Hundreds of armed men descended on a village in northern Thailand, overpowering and beating residents who were blocking the road to a gold mine said by locals to have caused environmental damage, villagers said Friday.
Wearing black and white ski masks and armed with guns, knives and clubs, up to 400 men rounded up and beat 40 people, including women, in the Khao Luang district of Loei province, near the northern border with Laos, so that trucks could take ore away.
Environmental activist group Ecological Alert and Recovery — Thailand (EARTH) said at least 20 people were injured in the attack on Thursday. The unidentified assailants left on Friday.

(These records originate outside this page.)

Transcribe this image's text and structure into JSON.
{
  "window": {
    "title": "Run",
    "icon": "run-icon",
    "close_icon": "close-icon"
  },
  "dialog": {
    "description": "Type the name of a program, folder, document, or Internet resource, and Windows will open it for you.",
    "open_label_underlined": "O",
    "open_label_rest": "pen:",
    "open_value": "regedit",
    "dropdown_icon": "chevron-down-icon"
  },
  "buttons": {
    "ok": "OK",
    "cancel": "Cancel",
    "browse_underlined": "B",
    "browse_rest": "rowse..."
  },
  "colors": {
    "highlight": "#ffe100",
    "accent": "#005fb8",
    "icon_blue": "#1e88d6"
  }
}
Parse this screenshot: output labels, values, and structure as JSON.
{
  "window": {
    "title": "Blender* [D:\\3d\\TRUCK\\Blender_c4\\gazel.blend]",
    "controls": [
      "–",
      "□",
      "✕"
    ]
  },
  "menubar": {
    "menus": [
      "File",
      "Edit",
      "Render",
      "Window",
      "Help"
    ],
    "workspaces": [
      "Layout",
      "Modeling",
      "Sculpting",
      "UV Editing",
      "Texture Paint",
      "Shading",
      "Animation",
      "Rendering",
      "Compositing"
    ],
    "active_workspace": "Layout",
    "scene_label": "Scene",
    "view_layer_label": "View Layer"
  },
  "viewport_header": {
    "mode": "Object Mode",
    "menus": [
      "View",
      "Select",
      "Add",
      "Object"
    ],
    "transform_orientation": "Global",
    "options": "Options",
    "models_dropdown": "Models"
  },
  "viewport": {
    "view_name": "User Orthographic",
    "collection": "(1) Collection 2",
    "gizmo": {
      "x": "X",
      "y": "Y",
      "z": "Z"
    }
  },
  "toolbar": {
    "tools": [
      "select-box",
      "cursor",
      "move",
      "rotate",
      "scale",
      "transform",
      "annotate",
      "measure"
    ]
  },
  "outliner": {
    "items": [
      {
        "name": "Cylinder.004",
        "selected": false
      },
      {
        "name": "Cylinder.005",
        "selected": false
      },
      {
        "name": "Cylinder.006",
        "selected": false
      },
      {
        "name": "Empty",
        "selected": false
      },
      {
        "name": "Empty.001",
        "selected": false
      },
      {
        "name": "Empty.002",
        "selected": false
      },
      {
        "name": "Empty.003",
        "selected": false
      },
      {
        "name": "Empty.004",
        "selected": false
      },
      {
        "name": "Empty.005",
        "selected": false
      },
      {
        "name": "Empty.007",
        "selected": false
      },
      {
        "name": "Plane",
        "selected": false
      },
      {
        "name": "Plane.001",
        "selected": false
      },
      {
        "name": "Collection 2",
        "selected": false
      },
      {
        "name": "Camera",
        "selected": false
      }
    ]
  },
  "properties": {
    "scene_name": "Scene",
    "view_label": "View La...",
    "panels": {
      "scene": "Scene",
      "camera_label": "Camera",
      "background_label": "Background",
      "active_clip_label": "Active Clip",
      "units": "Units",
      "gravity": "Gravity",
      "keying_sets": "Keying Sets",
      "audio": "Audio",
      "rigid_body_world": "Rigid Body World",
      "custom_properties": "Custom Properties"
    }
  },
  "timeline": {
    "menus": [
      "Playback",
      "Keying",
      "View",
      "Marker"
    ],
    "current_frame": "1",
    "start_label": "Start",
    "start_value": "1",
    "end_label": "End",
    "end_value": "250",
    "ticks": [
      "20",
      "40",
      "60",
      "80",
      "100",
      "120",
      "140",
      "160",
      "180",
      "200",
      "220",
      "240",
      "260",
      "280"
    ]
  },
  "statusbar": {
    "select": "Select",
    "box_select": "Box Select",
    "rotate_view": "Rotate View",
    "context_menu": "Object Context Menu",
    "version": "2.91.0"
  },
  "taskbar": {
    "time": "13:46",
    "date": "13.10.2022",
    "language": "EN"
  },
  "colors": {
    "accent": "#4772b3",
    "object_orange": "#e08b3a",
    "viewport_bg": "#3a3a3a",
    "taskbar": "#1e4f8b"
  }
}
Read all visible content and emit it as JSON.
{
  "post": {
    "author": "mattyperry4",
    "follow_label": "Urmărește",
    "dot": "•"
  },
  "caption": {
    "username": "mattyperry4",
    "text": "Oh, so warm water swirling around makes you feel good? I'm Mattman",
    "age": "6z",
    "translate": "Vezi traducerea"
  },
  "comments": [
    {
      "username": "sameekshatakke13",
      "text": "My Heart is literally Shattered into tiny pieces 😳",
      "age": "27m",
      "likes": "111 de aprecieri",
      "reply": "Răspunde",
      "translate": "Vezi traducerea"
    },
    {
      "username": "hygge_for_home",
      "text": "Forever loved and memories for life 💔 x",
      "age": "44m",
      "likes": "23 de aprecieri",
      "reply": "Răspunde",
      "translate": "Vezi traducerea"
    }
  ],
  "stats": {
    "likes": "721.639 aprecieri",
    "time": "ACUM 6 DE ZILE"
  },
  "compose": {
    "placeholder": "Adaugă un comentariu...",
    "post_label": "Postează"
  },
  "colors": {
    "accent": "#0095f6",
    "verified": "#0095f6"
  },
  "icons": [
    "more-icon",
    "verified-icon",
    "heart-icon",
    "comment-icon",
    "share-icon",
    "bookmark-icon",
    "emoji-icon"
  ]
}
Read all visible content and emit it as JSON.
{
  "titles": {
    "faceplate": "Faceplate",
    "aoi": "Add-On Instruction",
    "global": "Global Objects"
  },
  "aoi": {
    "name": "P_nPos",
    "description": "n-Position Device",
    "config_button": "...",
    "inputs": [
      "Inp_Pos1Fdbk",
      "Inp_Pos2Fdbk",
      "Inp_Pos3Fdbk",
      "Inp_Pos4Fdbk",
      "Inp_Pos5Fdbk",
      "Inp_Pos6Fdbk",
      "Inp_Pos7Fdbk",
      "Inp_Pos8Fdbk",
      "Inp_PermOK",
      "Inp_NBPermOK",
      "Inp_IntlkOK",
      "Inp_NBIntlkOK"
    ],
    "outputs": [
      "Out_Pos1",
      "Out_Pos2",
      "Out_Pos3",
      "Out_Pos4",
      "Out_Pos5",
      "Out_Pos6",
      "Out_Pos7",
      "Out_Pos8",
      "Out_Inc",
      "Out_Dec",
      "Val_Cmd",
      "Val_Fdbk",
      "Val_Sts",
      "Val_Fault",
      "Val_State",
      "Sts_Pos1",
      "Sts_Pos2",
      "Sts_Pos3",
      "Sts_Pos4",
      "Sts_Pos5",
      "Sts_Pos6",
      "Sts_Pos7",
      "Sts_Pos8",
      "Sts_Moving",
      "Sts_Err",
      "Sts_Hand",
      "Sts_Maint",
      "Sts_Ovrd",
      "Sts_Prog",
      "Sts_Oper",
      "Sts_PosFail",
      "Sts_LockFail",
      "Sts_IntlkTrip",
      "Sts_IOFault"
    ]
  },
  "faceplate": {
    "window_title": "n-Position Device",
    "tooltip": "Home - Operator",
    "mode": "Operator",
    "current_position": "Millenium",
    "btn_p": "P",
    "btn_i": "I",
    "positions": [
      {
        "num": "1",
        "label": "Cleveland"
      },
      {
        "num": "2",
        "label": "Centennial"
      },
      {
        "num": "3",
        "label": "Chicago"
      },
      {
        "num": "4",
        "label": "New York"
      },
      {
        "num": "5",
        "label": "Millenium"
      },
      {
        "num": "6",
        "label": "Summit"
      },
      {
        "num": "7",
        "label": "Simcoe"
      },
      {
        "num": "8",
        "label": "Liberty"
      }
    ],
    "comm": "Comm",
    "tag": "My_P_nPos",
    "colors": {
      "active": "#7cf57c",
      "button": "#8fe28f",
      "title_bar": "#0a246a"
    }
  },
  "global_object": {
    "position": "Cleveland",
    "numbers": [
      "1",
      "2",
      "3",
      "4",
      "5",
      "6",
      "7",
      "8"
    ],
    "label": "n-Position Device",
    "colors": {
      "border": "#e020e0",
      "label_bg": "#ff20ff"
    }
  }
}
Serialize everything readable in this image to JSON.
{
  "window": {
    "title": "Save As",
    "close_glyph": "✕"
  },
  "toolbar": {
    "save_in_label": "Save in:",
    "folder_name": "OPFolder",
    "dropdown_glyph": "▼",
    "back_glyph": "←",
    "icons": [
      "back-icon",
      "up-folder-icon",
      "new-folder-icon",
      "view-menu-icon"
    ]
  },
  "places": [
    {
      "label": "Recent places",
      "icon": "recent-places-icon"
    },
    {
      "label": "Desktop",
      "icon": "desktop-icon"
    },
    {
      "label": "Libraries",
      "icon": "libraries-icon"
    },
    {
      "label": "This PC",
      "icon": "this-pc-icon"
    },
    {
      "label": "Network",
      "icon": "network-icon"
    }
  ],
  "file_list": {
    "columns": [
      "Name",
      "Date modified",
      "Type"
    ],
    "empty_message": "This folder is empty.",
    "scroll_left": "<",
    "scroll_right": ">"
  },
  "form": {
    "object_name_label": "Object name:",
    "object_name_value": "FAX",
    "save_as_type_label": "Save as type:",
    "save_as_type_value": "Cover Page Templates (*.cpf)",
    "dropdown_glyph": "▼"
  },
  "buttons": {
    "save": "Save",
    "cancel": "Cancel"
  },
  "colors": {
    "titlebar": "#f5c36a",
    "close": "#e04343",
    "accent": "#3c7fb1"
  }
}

"They covered villagers' eyes, bound their ankles and wrists and beat them black and blue. They treated us like we weren't human," one villager, Pauntip Hongchai, told Reuters by phone.
Residents of Khao Luang have for years contested the mining operations of Tungkum Ltd., a subsidiary of Tongkah Harbour Pcl.
Villagers and activists say Tungkum has poisoned the creeks and waterways on which the communities rely for irrigation and food. Many people have fallen ill, said Nicha Rakpanichmanee, a research officer with EARTH.
"After years of complaints and no action from any government agency to stop the contamination — and villagers felt the contamination was getting worse — the villagers set up a blockade late last year to block large trucks from entering or leaving the premises," she said.
The attackers used a company tractor to destroy the barricade and then moved 13 trucks carrying ore out of the village, residents said.
"People are ill," said Wiraun Rujichaiwat, whose husband was among those beaten. "There are chemicals in the food we grow around our homes. We don't want them mining here. We're against them, and we want them to stop."
Wang Saphung district Police Lt. Suthot Waenthongchan declined to comment.
Tongkah Harbour did not respond to an email requesting comment on the attack, and no one answered calls to phone numbers listed on its website.
Tongkah Harbour's annual report for 2012 said Tungkhum mined six plots of land in Loei and planned to expand to 106 more spots in the province.